I think that this is an amendment that we should all have an easy time agreeing upon. I ask my colleagues to support this amendment.
Senator Hopgood’s fourth statement is as follows:
This is the last amendment on the School Aid budget. I ask to speak on Amendment No. 8. As mentioned, this budget provides nowhere near the amount of money necessary for our school districts to operate in a way that will allow our students to have a competitive future. The amendment I have proposed will return the money that you intend to divert elsewhere in your ill-advised budget by investing in the foundation. The School Aid Fund is not Monopoly money for you to play with and plug into the gaping holes left in the General Fund left by your corporate handouts.

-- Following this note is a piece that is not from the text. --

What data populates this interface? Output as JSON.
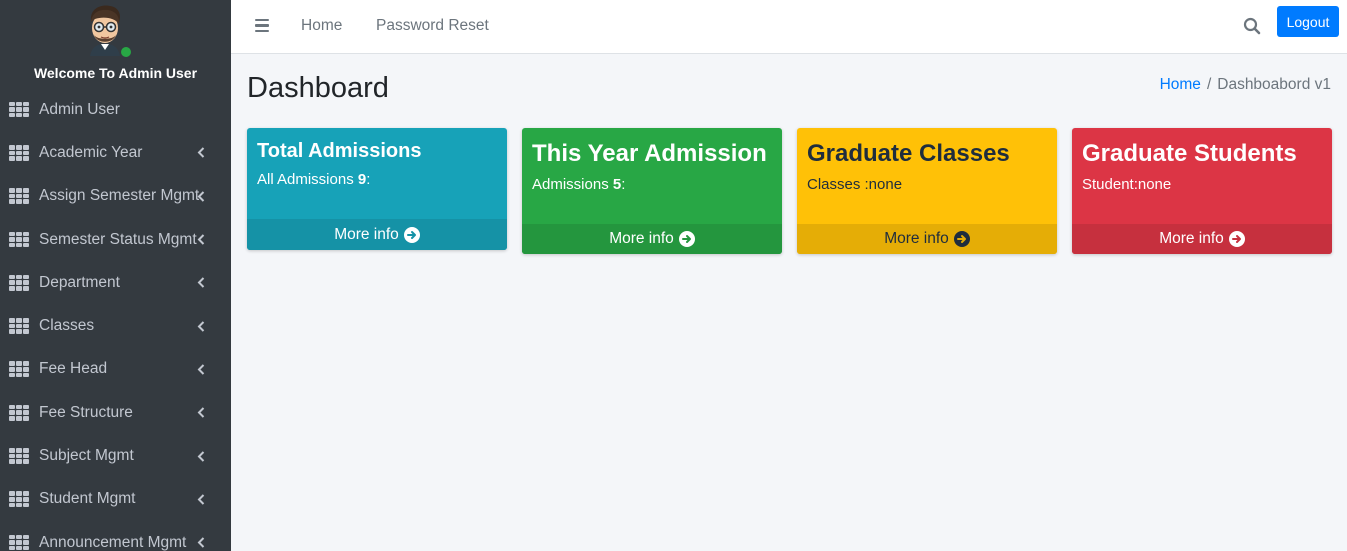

By providing $490 million to the foundation, we would bring the per-pupil numbers much closer to their fiscal year 2011 amounts. While this rate does not begin to account for inflation and other factors, it is the very least that we can do to provide our students with the education they need to invest in Michigan’s’ future. The people of Michigan have spoken and the resounding conclusion is that we must stop cutting checks from the School Aid Fund to fund tax breaks for businesses. They want us to be a partner to our children’s education, not an obstacle.
This amendment will allow us to begin to repair that partnership with our schools. I ask my colleagues to do the right thing by supporting the amendment.
Re: 2012 Senate Bill 961 (Appropriations: K-12 School Aid budget ) by waltduro on April 27, 2012
The Michigan Votes website administrator usually does a good job of staying neutral in the descriptions of Bills. This time, the adminsitrator may have crossed over to editorializing with the amendment by Senator Hopgood.
2012 Senate Bill 961 (Appropriations: K-12 School Aid budget ) by admin on April 27, 2012 Introduced in the Senate on February 14, 2012,
the Senate version of the school aid budget for the fiscal year beginning Oct. 1, 2012. This would appropriate $12.712 billion, compared to $12.659 billion authorized the previous year. The bill would increase the per-pupil foundation grant to school districts by between $116 and $232, depending on whether they now get more or less than average. Among many other differences, the Senate significantly watered down and reduced the dollar amounts of "best practices" grants proposed by Gov. Rick Snyder, which distribute some school aid money on the basis of whether schools adopt various fiscal and transparency reforms
The vote was 25 in favor, 13 opposed and 0 not voting